**PROVIDED INFORMATION**
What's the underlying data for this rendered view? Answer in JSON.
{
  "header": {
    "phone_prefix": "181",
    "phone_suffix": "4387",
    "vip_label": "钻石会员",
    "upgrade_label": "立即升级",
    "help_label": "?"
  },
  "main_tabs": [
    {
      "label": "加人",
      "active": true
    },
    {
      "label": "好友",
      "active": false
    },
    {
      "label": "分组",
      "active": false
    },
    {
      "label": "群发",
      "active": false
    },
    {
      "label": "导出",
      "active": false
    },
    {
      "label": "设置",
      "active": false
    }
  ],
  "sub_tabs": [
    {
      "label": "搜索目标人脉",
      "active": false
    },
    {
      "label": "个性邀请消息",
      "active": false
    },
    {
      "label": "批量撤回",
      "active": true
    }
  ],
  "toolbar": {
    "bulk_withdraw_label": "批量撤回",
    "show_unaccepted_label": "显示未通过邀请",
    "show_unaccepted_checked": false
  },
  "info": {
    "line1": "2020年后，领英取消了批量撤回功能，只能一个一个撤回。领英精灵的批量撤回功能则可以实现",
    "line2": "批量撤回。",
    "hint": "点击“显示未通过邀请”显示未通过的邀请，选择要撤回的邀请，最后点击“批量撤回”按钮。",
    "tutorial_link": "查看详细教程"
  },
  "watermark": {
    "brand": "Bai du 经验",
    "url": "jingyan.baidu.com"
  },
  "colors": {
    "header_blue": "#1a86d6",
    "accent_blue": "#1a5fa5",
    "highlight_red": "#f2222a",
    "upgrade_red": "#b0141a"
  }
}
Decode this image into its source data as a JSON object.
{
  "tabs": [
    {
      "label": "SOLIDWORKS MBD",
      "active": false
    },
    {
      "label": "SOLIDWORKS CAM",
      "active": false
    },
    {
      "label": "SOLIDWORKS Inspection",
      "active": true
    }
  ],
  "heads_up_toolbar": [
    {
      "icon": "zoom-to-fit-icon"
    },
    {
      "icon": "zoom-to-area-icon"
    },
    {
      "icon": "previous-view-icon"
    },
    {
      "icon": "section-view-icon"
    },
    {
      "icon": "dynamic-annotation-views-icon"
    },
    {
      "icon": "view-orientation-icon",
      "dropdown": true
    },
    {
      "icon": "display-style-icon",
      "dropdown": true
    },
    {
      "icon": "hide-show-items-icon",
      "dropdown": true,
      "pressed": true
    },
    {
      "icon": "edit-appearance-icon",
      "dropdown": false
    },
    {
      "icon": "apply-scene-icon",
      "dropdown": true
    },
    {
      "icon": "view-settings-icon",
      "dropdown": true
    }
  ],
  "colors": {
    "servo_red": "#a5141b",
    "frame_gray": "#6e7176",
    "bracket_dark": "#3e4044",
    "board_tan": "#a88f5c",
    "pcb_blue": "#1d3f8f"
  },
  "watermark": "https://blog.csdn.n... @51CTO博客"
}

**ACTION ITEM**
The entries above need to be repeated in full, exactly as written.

**ANSWER SPACE**
What's the underlying data for this rendered view? Answer in JSON.
{
  "header": {
    "phone_prefix": "181",
    "phone_suffix": "4387",
    "vip_label": "钻石会员",
    "upgrade_label": "立即升级",
    "help_label": "?"
  },
  "main_tabs": [
    {
      "label": "加人",
      "active": true
    },
    {
      "label": "好友",
      "active": false
    },
    {
      "label": "分组",
      "active": false
    },
    {
      "label": "群发",
      "active": false
    },
    {
      "label": "导出",
      "active": false
    },
    {
      "label": "设置",
      "active": false
    }
  ],
  "sub_tabs": [
    {
      "label": "搜索目标人脉",
      "active": false
    },
    {
      "label": "个性邀请消息",
      "active": false
    },
    {
      "label": "批量撤回",
      "active": true
    }
  ],
  "toolbar": {
    "bulk_withdraw_label": "批量撤回",
    "show_unaccepted_label": "显示未通过邀请",
    "show_unaccepted_checked": false
  },
  "info": {
    "line1": "2020年后，领英取消了批量撤回功能，只能一个一个撤回。领英精灵的批量撤回功能则可以实现",
    "line2": "批量撤回。",
    "hint": "点击“显示未通过邀请”显示未通过的邀请，选择要撤回的邀请，最后点击“批量撤回”按钮。",
    "tutorial_link": "查看详细教程"
  },
  "watermark": {
    "brand": "Bai du 经验",
    "url": "jingyan.baidu.com"
  },
  "colors": {
    "header_blue": "#1a86d6",
    "accent_blue": "#1a5fa5",
    "highlight_red": "#f2222a",
    "upgrade_red": "#b0141a"
  }
}
Decode this image into its source data as a JSON object.
{
  "tabs": [
    {
      "label": "SOLIDWORKS MBD",
      "active": false
    },
    {
      "label": "SOLIDWORKS CAM",
      "active": false
    },
    {
      "label": "SOLIDWORKS Inspection",
      "active": true
    }
  ],
  "heads_up_toolbar": [
    {
      "icon": "zoom-to-fit-icon"
    },
    {
      "icon": "zoom-to-area-icon"
    },
    {
      "icon": "previous-view-icon"
    },
    {
      "icon": "section-view-icon"
    },
    {
      "icon": "dynamic-annotation-views-icon"
    },
    {
      "icon": "view-orientation-icon",
      "dropdown": true
    },
    {
      "icon": "display-style-icon",
      "dropdown": true
    },
    {
      "icon": "hide-show-items-icon",
      "dropdown": true,
      "pressed": true
    },
    {
      "icon": "edit-appearance-icon",
      "dropdown": false
    },
    {
      "icon": "apply-scene-icon",
      "dropdown": true
    },
    {
      "icon": "view-settings-icon",
      "dropdown": true
    }
  ],
  "colors": {
    "servo_red": "#a5141b",
    "frame_gray": "#6e7176",
    "bracket_dark": "#3e4044",
    "board_tan": "#a88f5c",
    "pcb_blue": "#1d3f8f"
  },
  "watermark": "https://blog.csdn.n... @51CTO博客"
}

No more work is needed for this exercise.